To file a complaint with the MDPH Bureau of Health Professions Licensure (BHPL):
- Nursing complaint instructions: https://www.mass.gov/how-to/file-a-complaint-about-a-nurse
- Nursing complaint form: https://www.mass.gov/doc/nursing-complaint-form-1/download
- Pharmacy complaint instructions: https://www.mass.gov/how-to/file-a-complaint-with-the-bureau-of-health-professions-licensure
- Pharmacy complaint form: https://www.mass.gov/doc/pharmacy-complaint-form/download
To file a complaint with the MDPH Bureau of Health Care Safety and Quality (BHCSQ):
- Hospital complaints: https://www.mass.gov/how-to/file-a-complaint-regarding-a-hospital
- Long Term Care Facility and other MDPH licensed health care facility complaints (including clinics): https://www.mass.gov/how-to/file-a-complaint-regarding-a-nursing-home-or-other-health-care-facility
To file a complaint against a licensee from the Division of Occupational Licensure (DOL):
You have the right to file a complaint if you think a licensee or unlicensed individual has violated the standards of professional conduct: https://www.mass.gov/how-to/file-a-complaint-against-a-division-of-occupational-licensure-licensee
To file a complaint with the Board of Registration in Medicine’s (BORIM) Consumer Protection Division:
All complaints and reports to BORIM: https://www.mass.gov/submit-a-complaint
Patient or patient representative complaints against physicians: https://www.mass.gov/service-details/submit-a-complaint-against-a-physician
Frequently Asked Questions
1. What is an emergency medical condition?
A medical condition (physical, behavioral, related to substance use disorder, or mental) with severe symptoms (for example, severe pain), that an average person would reasonably believe could result in serious harm or danger, if medical attention is not quickly received.
2. If I need a series of hospital stays, medical procedures or health care services as part of my treatment, does the health care provider need to continue to inform me that they do not take my health insurance plan after the first one?
You may decide not to receive such notice for any future hospital stays, medical procedures, or health care services. It is your choice whether to do so.
However, even after you decide not to receive the notice, a health care provider must inform you of any changes in the health insurance plans they take during your course of treatment.
3. What is the “allowed amount”?
The maximum amount paid by a health insurance plan to a health care provider for a service.
4. What is a ”facility fee”?
A facility fee is sometimes charged when a procedure is done at a hospital or clinic, instead of a doctor’s office. Facility fees may not be covered by your health insurance plan or may only be partially covered.
5. What if the provider is unable to predict what specific treatment I may need?

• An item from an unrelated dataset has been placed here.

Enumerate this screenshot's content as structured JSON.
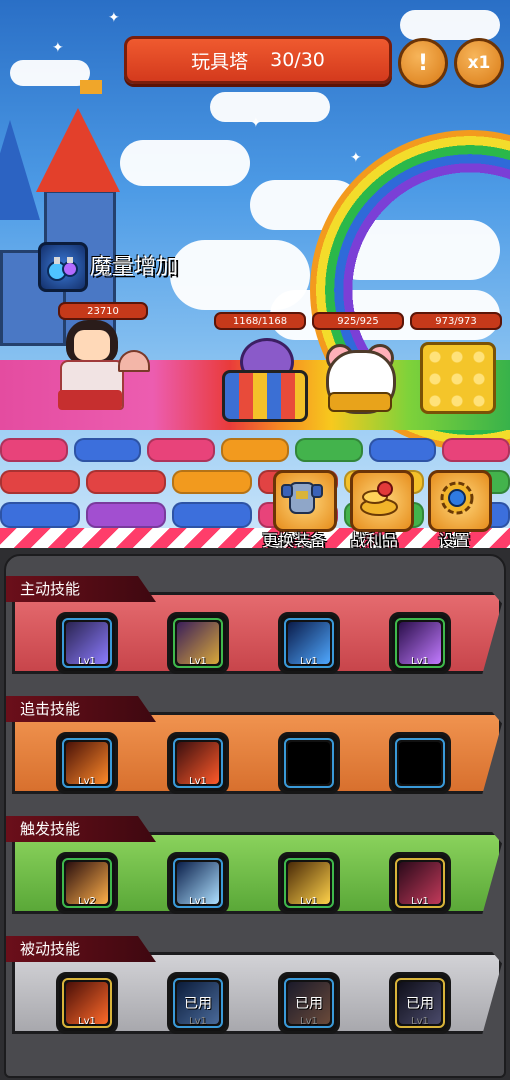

If a health care provider is unable to quote a specific cost in advance because they cannot predict the specific treatment you will need, they must tell you the estimated maximum allowed amount for the hospital stay, medical procedure or health care service. They must also tell you about any facility fees that will be charged.
6. What happens if a health care provider does not comply with these requirements?
Beginning January I, 2022, the Commissioner of the Massachusetts Department of Public Health is allowed to fine health care providers who fail to follow these requirements. The fine can be as high as $2500.00 for each case of non-compliance. Healthcare providers will be held liable for payment of these penalties.
7. What happens if a health care provider does not participate in my health insurance plan (is “out-of-network’) and does NOT provide verbal and written notice to me within the required time frames for a hospital stay, medical procedure, or health care service?
That health care provider can only bill you for the amount that you would have been required to pay as a co payment, coinsurance, or deductible if that health care provider had been covered by your health insurance plan.